Biography to Display: 


1958 BA English, Miami University, Oxford, Ohio

1962 MA English, Claremont Graduate School, Claremont, California

1969 MFA Ceramics, New York State College of Ceramics, Alfred University, Alfred, New York



1962-1966 English teacher, Robert College, Istanbul, Turkey

1969 – 2002 Associate Professor, ceramics, Memphis Academy of Art (Memphis College of Art), Memphis, Tennessee


Peter Sohngen is known for functional stoneware pottery. He has also worked in terra cotta creating a series of sculptures. The surfaces of the functional work are often decorated with quickly applied slip or slip-trailing. The fundamental result is classic thrown and wood fired pottery.
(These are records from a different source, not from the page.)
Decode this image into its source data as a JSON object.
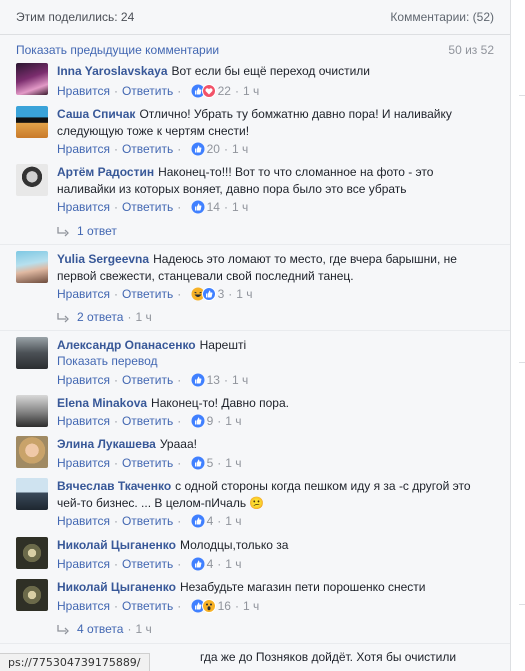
{
  "header": {
    "shares": "Этим поделились: 24",
    "comments": "Комментарии: (52)"
  },
  "prev": {
    "label": "Показать предыдущие комментарии",
    "count": "50 из 52"
  },
  "actions": {
    "like": "Нравится",
    "reply": "Ответить",
    "sep": "·"
  },
  "comments": [
    {
      "author": "Inna Yaroslavskaya",
      "text": "Вот если бы ещё переход очистили",
      "reactions": "like,love",
      "count": "22",
      "time": "1 ч"
    },
    {
      "author": "Саша Спичак",
      "text": "Отлично! Убрать ту бомжатню давно пора! И наливайку следующую тоже к чертям снести!",
      "reactions": "like",
      "count": "20",
      "time": "1 ч"
    },
    {
      "author": "Артём Радостин",
      "text": "Наконец-то!!! Вот то что сломанное на фото - это наливайки из которых воняет, давно пора было это все убрать",
      "reactions": "like",
      "count": "14",
      "time": "1 ч"
    },
    {
      "author": "Yulia Sergeevna",
      "text": "Надеюсь это ломают то место, где вчера барышни, не первой свежести, станцевали свой последний танец.",
      "reactions": "haha,like",
      "count": "3",
      "time": "1 ч"
    },
    {
      "author": "Александр Опанасенко",
      "text": "Нарешті",
      "translate": "Показать перевод",
      "reactions": "like",
      "count": "13",
      "time": "1 ч"
    },
    {
      "author": "Elena Minakova",
      "text": "Наконец-то! Давно пора.",
      "reactions": "like",
      "count": "9",
      "time": "1 ч"
    },
    {
      "author": "Элина Лукашева",
      "text": "Урааа!",
      "reactions": "like",
      "count": "5",
      "time": "1 ч"
    },
    {
      "author": "Вячеслав Ткаченко",
      "text": "с одной стороны когда пешком иду я за -с другой это чей-то бизнес. ... В целом-пИчаль 😕",
      "reactions": "like",
      "count": "4",
      "time": "1 ч"
    },
    {
      "author": "Николай Цыганенко",
      "text": "Молодцы,только за",
      "reactions": "like",
      "count": "4",
      "time": "1 ч"
    },
    {
      "author": "Николай Цыганенко",
      "text": "Незабудьте магазин пети порошенко снести",
      "reactions": "like,wow",
      "count": "16",
      "time": "1 ч"
    }
  ],
  "replies": [
    {
      "label": "1 ответ",
      "time": ""
    },
    {
      "label": "2 ответа",
      "time": "1 ч"
    },
    {
      "label": "4 ответа",
      "time": "1 ч"
    }
  ],
  "cutoff_text": "гда же до Позняков дойдёт. Хотя бы очистили",
  "status_url": "ps://775304739175889/",
  "colors": {
    "link": "#4267b2",
    "author": "#385898",
    "like": "#4080ff",
    "love": "#f25268",
    "haha": "#f7b125"
  }
}
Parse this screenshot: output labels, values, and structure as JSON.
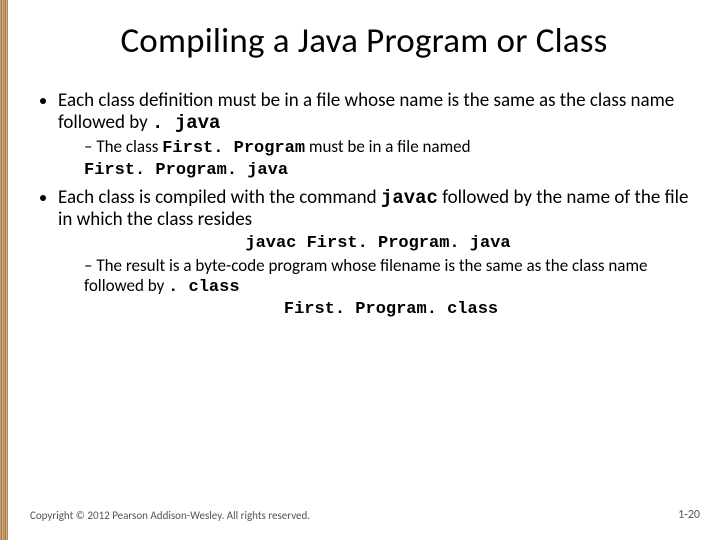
{
  "title": "Compiling a Java Program or Class",
  "bullets": {
    "b1a_pre": "Each class definition must be in a file whose name is the same as the class name followed by ",
    "b1a_code": ". java",
    "b1a_sub_pre": "The class ",
    "b1a_sub_code1": "First. Program",
    "b1a_sub_mid": " must be in a file named ",
    "b1a_sub_code2": "First. Program. java",
    "b1b_pre": "Each class is compiled with the command ",
    "b1b_code": "javac",
    "b1b_post": " followed by the name of the file in which the class resides",
    "center1": "javac First. Program. java",
    "b1b_sub_pre": "The result is a byte-code program whose filename is the same as the class name followed by ",
    "b1b_sub_code": ". class",
    "center2": "First. Program. class"
  },
  "footer": "Copyright © 2012 Pearson Addison-Wesley. All rights reserved.",
  "pagenum": "1-20"
}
Sohngen has raku fired throughout his career having created a corbeled arch raku kiln.

His education in clay began when he, “first learned to throw pots from a village potter in Turkey, and then as a potter’s apprentice in the salt glazing district of Germany.”[1]


Sohngen is an influential clay educator in Memphis, Tennessee. Two of his students are Dale Baucum and Agnes Stark.


[1] Peter Sohngen, Forrest Merrill/ Dane Cloutier Archive.




Bibliography to Display: 

Parks, Dennis. A Potter’s Guide to Raw Glazing and Oil Firing. New York, NY: Scribner’s, 1980.

Triplett, Kathy. Handbuilt Ceramics: Pinching, Coiling, Extruding, Molding, Slip Casting, Slab Work. Asheville, NC: Lark Books, 1989.

Troy, Jack. Salt-Glazed Ceramics. New York, NY: Watson-Guptill, 1977.

Turner, Anderson. Glazing Techniques. Westerville, OH: American Ceramic Society, 2014.



Typical Marks

Sohngen often added a coded mark to indicate the clay body used.

ca 1970
ca 1975
Covered Jar
Materials: Stoneware
Method: Thrown
Surface Technique: Slip
The Forrest L. Merrill Collection, Dane Cloutier Archives
The Forrest L. Merrill Collection, Dane Cloutier Archives

Citation: Clark, Donald. "The Marks Project." Last modified March 15, 2022.